It doesn’t take much for me to do the Happy Dance!  Each tiny rock I turn over or piece of information I find that leads to bigger and better finds, is reason for me to stand up and shout “Oh Yeah!”.

Read Full Post »

Denise at The Family Curator has posted a Treasure Hunt Challege for Genea-Bloggers. The course of action is simple:

  1. Select Your Destination
  2. Make a plan (treasure map)
  3. Post the plan on the blog before September 30 with an email to Denise that includes a link
  4. Tackle the project
  5. Post an article about finding the treasure
  6. Send Denise an email with a link to the final post by October 20

As I began to think about all the ephemera and research notes in my file, on the computer, and elsewhere, I wondered where I could begin looking.  My plan of “attack” is this:

  1. Go through the big box of letters I have
  2. Locate papers on land transactions (I’ve seen them but haven’t paid that close attention to them)
  3. Look for the names of property owners/sellers and the dates and research them
  4. Gather information about the property – where it’s located, if I can get a satellite (or any) image of land
  5. Post my findings

Hopefully I’ll learn some fascinating new information!

Read Full Post »

Julie Cahill Tarr at GenBlog started a meme on the topic of what heirloom(s) you would save in the event of a disaster.  You can read her story here.

As I’ve had a couple weeks to think about this, I think I’ve actually answered this question in some of my posts.  In this post I described the christening gown made by my maternal great-grandmother. And in this post I told you about the CDs I’d received that were made from some reel-to-reel tapes recorded between the late 1950’s and late 1960’s. Here I wrote about the hundreds of letters in my possession that were written by my grandparents when they were courting and after my grandfather was in training and then overseas for WWI and other letters including the Letters from Germany my grandparents wrote while they were stationed in Wiesbaden in the early 1950s.  All of those items I would save.

I would, of course, save every photo that I have in my possession (and negative and slide), the videos of my wedding, the sonogram I had when I was pregnant with our youngest, the church musicals the kids were in, and other family type films.

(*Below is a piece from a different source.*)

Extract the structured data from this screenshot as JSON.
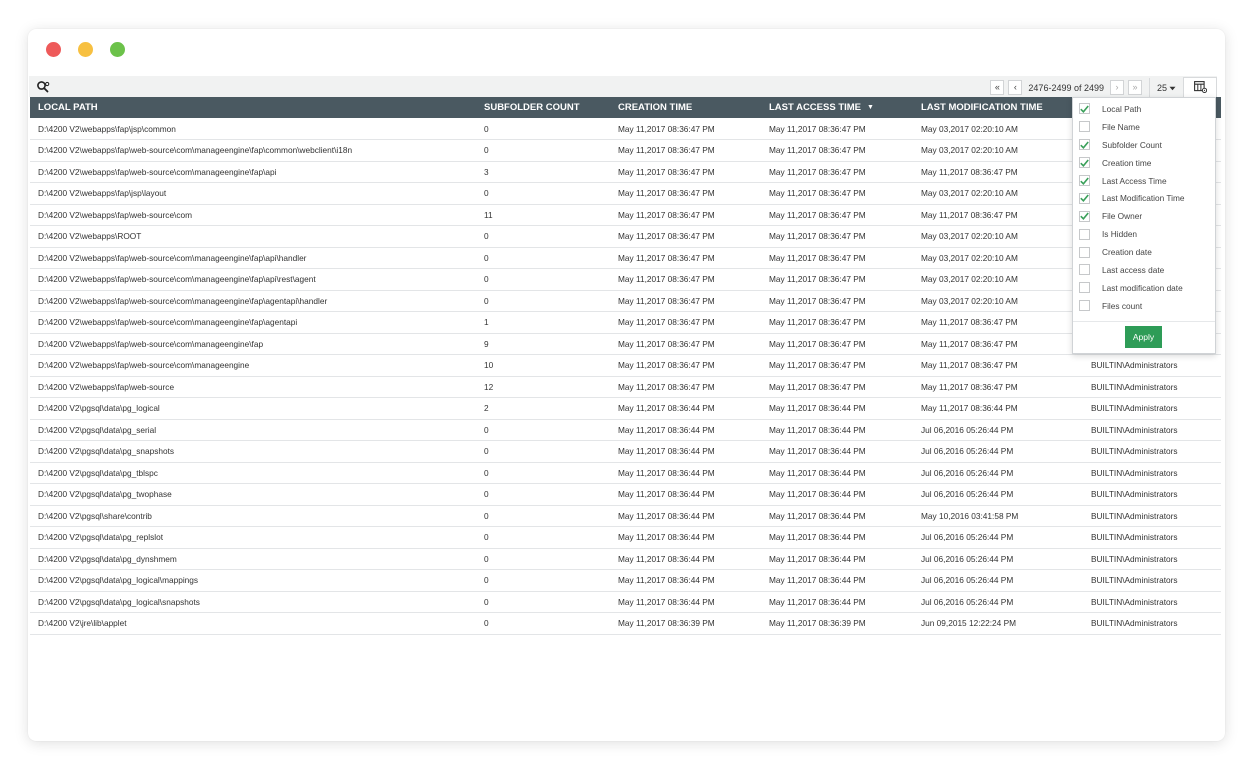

One thing that has gone with me no matter where I’ve gone, is the box containing all the poetry and other stuff I wrote years ago.  Other items include my Sister-Belle doll (which still “talks” when you pull her string!) and a teddy bear that’s lost most of its fur.  There is also the flower girl dress my mom made for me to wear in my cousin’s sister’s-in-law wedding made from red velvet; shoes worn by my children when they were babies; my wedding dress.  A Hummel I inherited from my grandmother would also have to be saved as well as the German Tea Set she gave me.  Also from my grandparents would be the German Woodcut kitchen scene they bought in Garmisch and the Christmas Bell that plays “Jingle Bells”. I would also grab the scrapbooks I’ve made over the years documenting my childrens’ school years, my parents’ travel to Japan, and other events.

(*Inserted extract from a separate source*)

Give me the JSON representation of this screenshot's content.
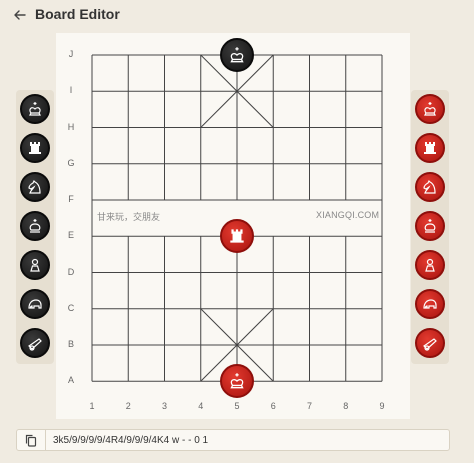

Hopefully, I will never have to evacuate due to a disaster and if I do, I hope that most of my “copy-able” items will have been scanned and saved to a disk, flash drive, or external hard drive that is somewhere else to weather out such an emergency.

Read Full Post »

Older Posts »

Follow

Get every new post delivered to your Inbox.

Join 57 other followers